Anonymous benefactor reignites plans to radically transform the BFI’s home on London’s South Bank.

International Centre for Film TV and the Moving Image concept art

The British Film Institute (BFI) has unveiled plans to open a £130m ($190m) International Centre for Film, TV and the Moving Image by 2022 – which could replace the existing structure on London’s South Bank.

An anonymous benefactor has pledged £87m ($128m) toward the total cost, subject to a tender process that begins today, and while concept art reveals the location of the new centre [see above], an architect has yet to be appointed.

The new centre will include three cinemas (800, 180 and 120 seats); an education and research centre; a major gallery space; and presentations of the BFI National Archive.

It will also become the new home of the BFI London Film Festival, which is based primarily around Leicester Square in central London.

In addition, the centre will include past and present experiments in filmmaking from a giant zoetrope and camera obscura to the latest in holographic and virtual reality storytelling.

The development will include an expansion of the South Bank’s Jubilee Gardens, creating more than 6,500 sqm of additional green space.

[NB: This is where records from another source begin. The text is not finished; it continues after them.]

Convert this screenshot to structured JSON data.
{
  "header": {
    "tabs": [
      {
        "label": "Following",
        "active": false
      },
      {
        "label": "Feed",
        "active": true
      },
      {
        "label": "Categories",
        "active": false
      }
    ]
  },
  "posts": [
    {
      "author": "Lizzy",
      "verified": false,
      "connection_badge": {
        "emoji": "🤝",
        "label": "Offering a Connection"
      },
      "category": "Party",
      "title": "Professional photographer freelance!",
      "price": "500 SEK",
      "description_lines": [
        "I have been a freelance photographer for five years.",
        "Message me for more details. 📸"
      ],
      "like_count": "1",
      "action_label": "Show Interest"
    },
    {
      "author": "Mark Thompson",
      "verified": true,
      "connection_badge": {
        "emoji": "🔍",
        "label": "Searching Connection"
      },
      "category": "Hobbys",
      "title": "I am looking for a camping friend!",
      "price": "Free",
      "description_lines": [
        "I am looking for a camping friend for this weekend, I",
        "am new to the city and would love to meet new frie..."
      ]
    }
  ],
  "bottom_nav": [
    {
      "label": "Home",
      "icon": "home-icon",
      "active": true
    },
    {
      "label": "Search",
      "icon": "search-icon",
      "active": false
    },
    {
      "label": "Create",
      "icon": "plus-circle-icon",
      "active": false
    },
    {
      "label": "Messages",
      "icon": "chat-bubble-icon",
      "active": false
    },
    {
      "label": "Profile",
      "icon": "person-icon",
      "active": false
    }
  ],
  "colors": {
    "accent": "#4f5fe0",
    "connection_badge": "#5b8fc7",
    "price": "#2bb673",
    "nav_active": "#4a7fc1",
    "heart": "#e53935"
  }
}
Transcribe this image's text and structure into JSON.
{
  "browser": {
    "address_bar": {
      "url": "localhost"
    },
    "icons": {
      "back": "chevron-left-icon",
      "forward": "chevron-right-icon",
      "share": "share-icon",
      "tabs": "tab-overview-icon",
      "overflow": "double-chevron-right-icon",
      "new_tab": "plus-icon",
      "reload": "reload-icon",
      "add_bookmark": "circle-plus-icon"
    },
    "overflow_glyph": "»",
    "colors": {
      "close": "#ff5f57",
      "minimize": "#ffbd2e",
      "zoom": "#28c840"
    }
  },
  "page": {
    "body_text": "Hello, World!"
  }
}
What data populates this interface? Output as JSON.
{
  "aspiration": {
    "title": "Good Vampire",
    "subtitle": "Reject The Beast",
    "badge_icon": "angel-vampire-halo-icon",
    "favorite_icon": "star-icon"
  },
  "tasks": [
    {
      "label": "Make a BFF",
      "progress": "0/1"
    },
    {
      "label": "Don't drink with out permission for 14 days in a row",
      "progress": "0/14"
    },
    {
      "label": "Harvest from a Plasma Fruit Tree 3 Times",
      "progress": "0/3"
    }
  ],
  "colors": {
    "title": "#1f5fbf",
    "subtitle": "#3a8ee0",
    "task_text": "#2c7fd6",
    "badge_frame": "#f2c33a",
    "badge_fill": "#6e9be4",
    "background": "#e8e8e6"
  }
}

British stars including Tom Hiddleston, Helen Mirren and Idris Elba have pledged their support to the development (see below).

The BFI hopes to make up the £43m shortfall through a major fundraising push, ahead of a planned start of construction in 2018.

The deadline for submissions of expressions of interest is June 27 and the closing date for submissions of tender is August 8. A spokesman for the BFI said it hoped to have a partner selected by this autumn.

Long history

The move would be many decades in the making. The building operated as the National Film Theatre from 1957, relaunching as the BFI Southbank in 2007 in considerably enlarged premises, taking over space that had been used by the Museum of the Moving Image.

In November 2009, £45m ($66m) was pledged by the Labour government to begin the development of a new centre for the BFI. But the plans were halted when the Conservatives were elected in 2010, who instead announced major cuts to the arts.

The fresh pledge of money has breathed new life into the project.

Amanda Nevill, BFI CEO said: “British film and British filmmakers deserve a home now more than ever, a building that will express our optimism, our confidence and our excitement about Britain’s leading role in the future of film, television and the moving image at home and internationally.

“It will be a place where filmmakers and audiences will come together to be inspired by our creative legacy and to be part of this most fast moving, dynamic and popular art-form.”

Star backers

Hiddleston, the British star of the Avengers and The Night Manager, said: “I believe this is the most exciting cultural development to happen in the UK for some time. All the major art-forms in Britain quite correctly have national homes except one: film. 

“British film - the tradition which has created and produced so much extraordinary talent both in front of and behind the camera - needs a national home, and the BFI is the organisation to build it.

“The new BFI Centre would blow the doors wide open for everyone. Filmmaking is an art, a craft, and it’s also a real job. British directors, British actors, British crews, and British films are famous all over the world. The new development will help to democratise and diversify the pool of talent coming into the industry.”

Mirren, the Oscar-winning star of The Queen, commented: “The proposal for a new centre is a very exciting one and will bring young people and their energies and understanding of the modern world into this amazing form of culture and of self-expression – cinema.”

Elba, the London-born star of Luther and the upcoming Star Trek Beyond, said: “Britain is a great centre of creativity and film is at its heart. If we want to see this continue to flourish, then we have to encourage young people from all backgrounds to think about it as a career, which we aren’t going to do if we don’t shout about it. 

“It’s time we had a proper national home worthy of this 21st century art-form, and I’m excited for all of the brilliant opportunities this will bring.”